© 2008 Musée du Louvre / Harry Bréjat

The Musée National Eugène-Delacroix

Author(s):
Hélène Doré

An official homage to Delacroix

When Delacroix died on August 13, 1863, the modesty of his funeral was seen as an insult by all those who considered him to be one of France’s greatest artists. Fantin, especially, was outraged that no official tribute had been made. As it was common in the 19th century to celebrate prominent figures, he wanted to raise this monument himself with a manifesto painting that reunited the tenants of the modern movement, which he exhibited at the Salon of 1864. This sketch bears witness to the first project, in which six artists are gathered around the bust of Delacroix, crowned by one of them.


An artwork inspired by the Apotheosis of Homer by Ingres

While it is clear that Fantin made deliberate reference to the coronations of the great men of theater on stage, the most striking source of inspiration for this artwork remains the 1827 painting by Ingres, Apotheosis of Homer.

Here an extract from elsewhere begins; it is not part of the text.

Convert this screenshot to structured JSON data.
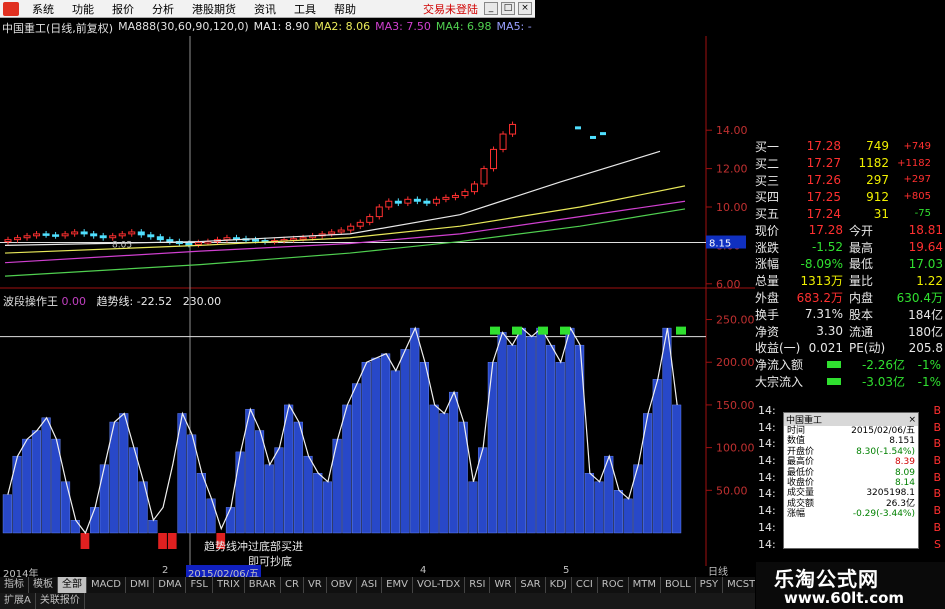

The artist made use of the same pyramid composition, with the bust of Delacroix placed in the center. Fantin, who depicts himself in the lower right of the composition with his palette and painter’s smock, draws the viewer’s eye to the object of veneration. By making reference to the painting by Ingres, he thus renders the significance of his work more easily understood: Delacroix, like Homer, embodies the genius that will be passed on to the next generations. The identities of the other figures in the sketch are more difficult to ascertain. They can nonetheless be deduced from the first list on a preparatory drawing with the names Legros, Whistler, Manet, Bracquemond, Duranty, Cordier, Myrionnet, and Régamey.


The final painting

After producing a number of sketches for this painting, Fantin eventually decided on a final version that is housed at the Musée d’Orsay and far removed from this drawing. The final composition removes Myrionnet and Régamey, replacing them with Baudelaire, Champfleury, and Balleroy. The contemporaries are now positioned around a painted portrait of Delacroix, and no longer a bust.

Bibliography

Fantin-Latour, catalogue d’exposition, Paris, Grand-Palais, 1982 – 1983, pp. 165 – 178
Fantin-Latour, Manet, Baudelaire, L’Hommage à Delacroix, catalogue collectif d’exposition, musée Eugène Delacroix, Paris, 7 décembre2011 – 19 mars 2012

Technical description

Practical information

Location:
Musée Eugène-Delacroix
6, rue de Furstenberg
75006 Paris
Tel.: +33 (0)1 44 41 86 50

Getting there - Metro:
Alight at Saint-Germain-des-Prés station (line 4) or Mabillon station (line 10).

Opening hours:
Open daily from 9:30 a.m. to 5 p.m., except Tuesdays
Closed on the following holidays: January 1, May 1, December 25